- article: The Ideological Transformation of Conrad's "The Secret Agent" into Hitchcock's "Sabotage"
- author(s): Paula Marantz Cohen
- journal: Literature Film Quarterly (1994)
- issue: volume 22, issue 3, page 199
- journal ISSN: 0090-4260
- publisher: Salisbury University
- keywords: "Hitchcock's British Films" - by Maurice Yacowar, "The Dark Side of Genius: The Life of Alfred Hitchcock" - by Donald Spoto, "The Women Who Knew Too Much" - by Tania Modleski, Academy Awards, Alfred Hitchcock, Blackmail (1929), Charles Bennett, Claude Chabrol, Competition, Desmond Tester, Donald Spoto, Easy Virtue (1928), François Truffaut, Gaumont British Picture Corporation Limited, Islington Studios, London, Jamaica Inn (1939), John Loder, Joseph Conrad, Laura Mulvey, Mass markets, Maurice Yacowar, Motion picture directors & producers, Murder! (1930), New York City, New York, North by Northwest (1959), Notorious (1946), Novels, Oskar Homolka, Paula Marantz Cohen, Rich and Strange (1931), Robert Donat, Robin Wood, Sabotage (1936), Screen (1975) - Visual pleasure and narrative cinema, Secret Agent (1936), Shadow of a Doubt (1943), Sylvia Sidney, Tania Modleski, The 39 Steps (1935), The Lodger: A Story of the London Fog (1927), W. Somerset Maugham, Young and Innocent (1937), Éric Rohmer

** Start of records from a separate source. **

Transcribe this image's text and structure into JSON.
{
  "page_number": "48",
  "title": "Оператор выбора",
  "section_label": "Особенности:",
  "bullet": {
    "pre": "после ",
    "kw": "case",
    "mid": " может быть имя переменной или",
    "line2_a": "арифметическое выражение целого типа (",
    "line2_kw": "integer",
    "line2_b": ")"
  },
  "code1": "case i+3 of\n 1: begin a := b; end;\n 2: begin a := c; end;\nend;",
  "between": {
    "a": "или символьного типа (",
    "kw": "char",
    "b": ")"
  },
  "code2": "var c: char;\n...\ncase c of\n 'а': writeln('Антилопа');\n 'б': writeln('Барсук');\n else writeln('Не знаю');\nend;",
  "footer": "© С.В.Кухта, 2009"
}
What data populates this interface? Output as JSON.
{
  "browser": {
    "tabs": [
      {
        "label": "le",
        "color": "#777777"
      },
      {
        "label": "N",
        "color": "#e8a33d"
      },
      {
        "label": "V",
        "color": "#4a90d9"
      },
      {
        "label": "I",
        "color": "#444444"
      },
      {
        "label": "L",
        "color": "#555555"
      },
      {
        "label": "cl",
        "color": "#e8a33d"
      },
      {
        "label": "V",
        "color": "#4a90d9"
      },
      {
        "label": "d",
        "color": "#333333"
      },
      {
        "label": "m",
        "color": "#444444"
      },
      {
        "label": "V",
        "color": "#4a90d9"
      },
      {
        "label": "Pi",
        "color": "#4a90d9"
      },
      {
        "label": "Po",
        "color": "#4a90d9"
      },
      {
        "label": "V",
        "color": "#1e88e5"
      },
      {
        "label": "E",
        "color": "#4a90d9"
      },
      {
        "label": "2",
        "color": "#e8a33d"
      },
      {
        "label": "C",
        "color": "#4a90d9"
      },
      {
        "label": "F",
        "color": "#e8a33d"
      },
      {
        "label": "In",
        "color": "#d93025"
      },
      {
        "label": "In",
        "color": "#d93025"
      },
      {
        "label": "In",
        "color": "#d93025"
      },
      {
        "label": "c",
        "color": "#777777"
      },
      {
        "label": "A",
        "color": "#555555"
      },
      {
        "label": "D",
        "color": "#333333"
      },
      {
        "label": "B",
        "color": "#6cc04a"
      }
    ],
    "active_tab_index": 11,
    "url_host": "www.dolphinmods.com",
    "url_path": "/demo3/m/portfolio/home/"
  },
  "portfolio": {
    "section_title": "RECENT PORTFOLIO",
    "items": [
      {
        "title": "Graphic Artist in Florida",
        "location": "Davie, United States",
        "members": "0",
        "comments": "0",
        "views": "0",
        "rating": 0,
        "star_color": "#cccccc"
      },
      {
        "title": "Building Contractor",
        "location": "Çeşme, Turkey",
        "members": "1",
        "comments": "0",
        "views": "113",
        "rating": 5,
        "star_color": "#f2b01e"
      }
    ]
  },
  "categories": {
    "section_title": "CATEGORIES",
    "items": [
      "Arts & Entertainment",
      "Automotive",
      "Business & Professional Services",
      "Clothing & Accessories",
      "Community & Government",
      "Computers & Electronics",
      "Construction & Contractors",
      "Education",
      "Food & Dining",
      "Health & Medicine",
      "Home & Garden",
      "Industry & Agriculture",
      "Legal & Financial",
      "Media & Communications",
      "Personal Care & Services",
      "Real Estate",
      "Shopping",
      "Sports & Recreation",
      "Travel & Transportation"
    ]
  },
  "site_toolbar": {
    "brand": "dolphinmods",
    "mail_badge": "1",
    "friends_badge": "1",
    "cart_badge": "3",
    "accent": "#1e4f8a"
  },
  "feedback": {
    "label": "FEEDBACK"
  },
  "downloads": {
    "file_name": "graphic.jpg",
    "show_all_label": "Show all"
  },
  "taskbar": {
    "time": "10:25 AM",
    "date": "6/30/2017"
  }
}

In its ability to so incorporate the viewer into its mechanism, Hitchcock's film ultimately seems to correspond to that "perfect... really intelligent detonator" to which Conrad's Professor devotes his life.7 One gains a better understanding of Hitchcock's relationship to a mass audience at this point in his career when one considers the extent to which he must have conceived of himself as like that audience.